Politics is a blood sport. Republicans must fight, and we must fight harder and better than Democrats.
The state's public employee pension problem represents 25% of Illinois' budget. The solution rides in protecting the pensions of current retirees and near term, but placing new employees on a 401k program, Tillman said.
This nation is presently in a fight for the very core of what this nation was founded upon. The battle is over whether citizens will remain in charge of its government or whether government will wrest control away from the citizens. Competition exists between these two competing forces. Our Founding Fathers were brilliant in realizing that man becomes more secure from freedom and that dependence on government takes away freedom.
The Women's Republican Club of Lake Forest-Lake Bluff and the Shield Republican Organization presented a free event on Wednesday, October 11, 2017, at Gorton Community Center, 400 E. Illinois Road in Lake Forest, IL, to informally meet state and county GOP candidates. Peggy Siebert is president of the Club.
John Tillman, Chairman and CEO of the Illinois Policy Institute was the featured speaker. The Illinois Policy Institute is an independent organization generating public policy solutions aimed at promoting personal freedom and prosperity in Illinois.
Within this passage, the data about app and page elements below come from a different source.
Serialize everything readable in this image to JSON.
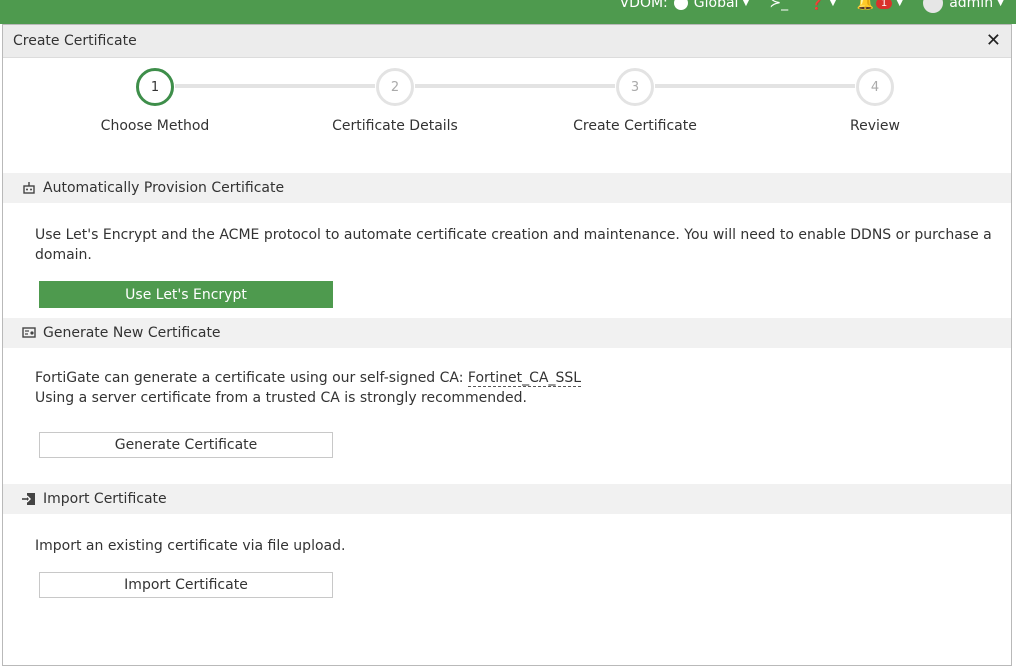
{
  "topbar": {
    "vdom_label": "VDOM:",
    "vdom_value": "Global",
    "notification_count": "1",
    "user": "admin"
  },
  "dialog": {
    "title": "Create Certificate",
    "steps": [
      {
        "number": "1",
        "label": "Choose Method"
      },
      {
        "number": "2",
        "label": "Certificate Details"
      },
      {
        "number": "3",
        "label": "Create Certificate"
      },
      {
        "number": "4",
        "label": "Review"
      }
    ],
    "active_step": 1,
    "sections": {
      "auto": {
        "title": "Automatically Provision Certificate",
        "description": "Use Let's Encrypt and the ACME protocol to automate certificate creation and maintenance. You will need to enable DDNS or purchase a domain.",
        "button": "Use Let's Encrypt"
      },
      "generate": {
        "title": "Generate New Certificate",
        "line1_prefix": "FortiGate can generate a certificate using our self-signed CA: ",
        "ca_name": "Fortinet_CA_SSL",
        "line2": "Using a server certificate from a trusted CA is strongly recommended.",
        "button": "Generate Certificate"
      },
      "import": {
        "title": "Import Certificate",
        "description": "Import an existing certificate via file upload.",
        "button": "Import Certificate"
      }
    }
  },
  "colors": {
    "brand_green": "#4e9a4e",
    "step_active": "#3e8e4a",
    "badge_red": "#d9322b"
  }
}
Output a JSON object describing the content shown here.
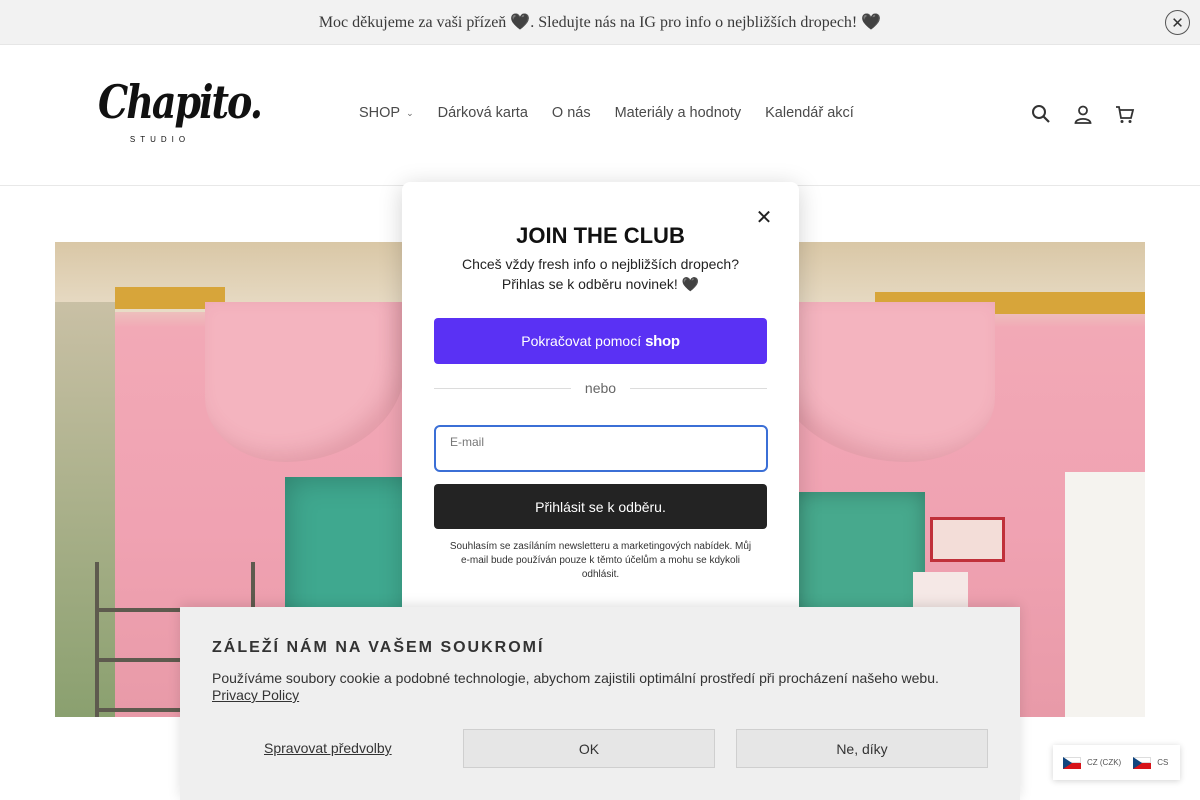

Dan Rogers served a Master of Ceremonies. Dan invited Carla Wyckoff, Lake County Clerk, to speak about the signing of candidate petitions and how care must be taken to make sure the directions are followed. Carla indicated that 1,700 election judges were needed in
Lake County, that eight polling places have changed, and how one early voting site will be added in West Deerfield. A new and improved website was described as a tool for election information.
Next introduced was Mark Shaw, Chairman of the Republican Party in Lake County, who introduced candidates now holding office and candidates running in the Illinois March Primary to challenge their Democrat opponents in November.